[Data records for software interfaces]
──────

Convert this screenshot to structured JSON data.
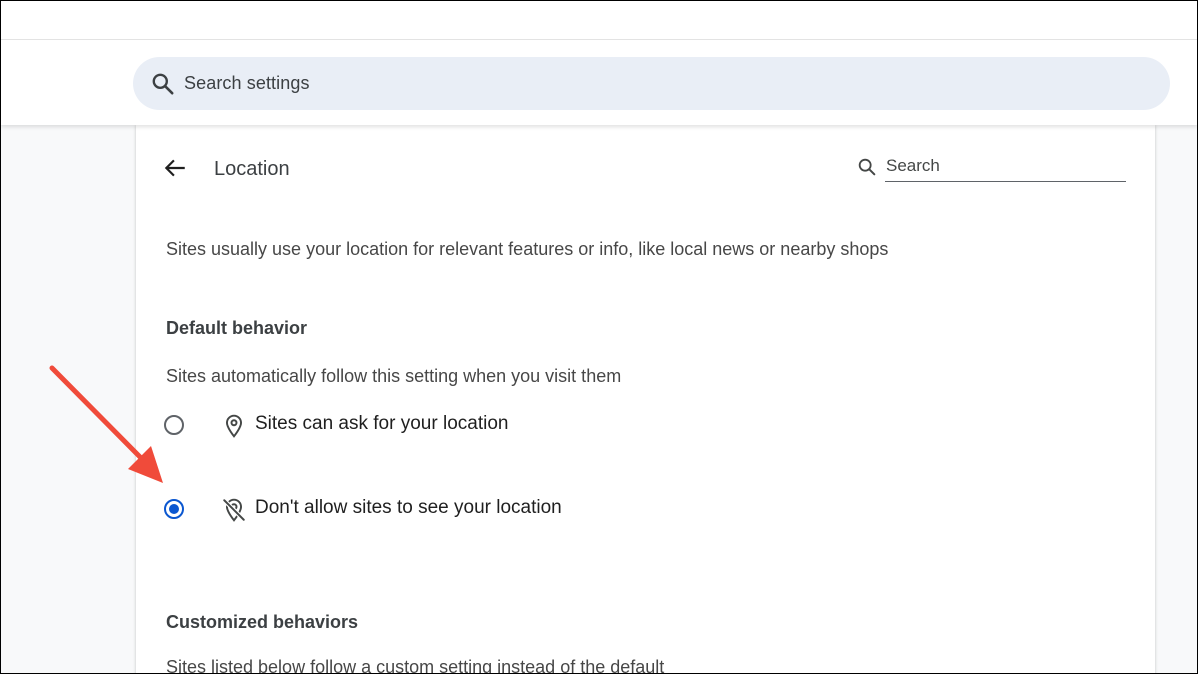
{
  "search_bar": {
    "placeholder": "Search settings",
    "icon": "search-icon"
  },
  "page": {
    "title": "Location",
    "back_icon": "arrow-back-icon",
    "search_placeholder": "Search",
    "description": "Sites usually use your location for relevant features or info, like local news or nearby shops"
  },
  "default_behavior": {
    "heading": "Default behavior",
    "subtext": "Sites automatically follow this setting when you visit them",
    "options": [
      {
        "label": "Sites can ask for your location",
        "icon": "location-pin-icon",
        "selected": false
      },
      {
        "label": "Don't allow sites to see your location",
        "icon": "location-off-icon",
        "selected": true
      }
    ]
  },
  "customized_behaviors": {
    "heading": "Customized behaviors",
    "subtext": "Sites listed below follow a custom setting instead of the default"
  },
  "colors": {
    "accent": "#0b57d0",
    "annotation_arrow": "#f04b3a",
    "search_bg": "#e9eef6"
  }
}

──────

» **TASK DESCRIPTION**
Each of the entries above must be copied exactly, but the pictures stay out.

» **RESPONSE BELOW**
Convert this screenshot to structured JSON data.
{
  "search_bar": {
    "placeholder": "Search settings",
    "icon": "search-icon"
  },
  "page": {
    "title": "Location",
    "back_icon": "arrow-back-icon",
    "search_placeholder": "Search",
    "description": "Sites usually use your location for relevant features or info, like local news or nearby shops"
  },
  "default_behavior": {
    "heading": "Default behavior",
    "subtext": "Sites automatically follow this setting when you visit them",
    "options": [
      {
        "label": "Sites can ask for your location",
        "icon": "location-pin-icon",
        "selected": false
      },
      {
        "label": "Don't allow sites to see your location",
        "icon": "location-off-icon",
        "selected": true
      }
    ]
  },
  "customized_behaviors": {
    "heading": "Customized behaviors",
    "subtext": "Sites listed below follow a custom setting instead of the default"
  },
  "colors": {
    "accent": "#0b57d0",
    "annotation_arrow": "#f04b3a",
    "search_bg": "#e9eef6"
  }
}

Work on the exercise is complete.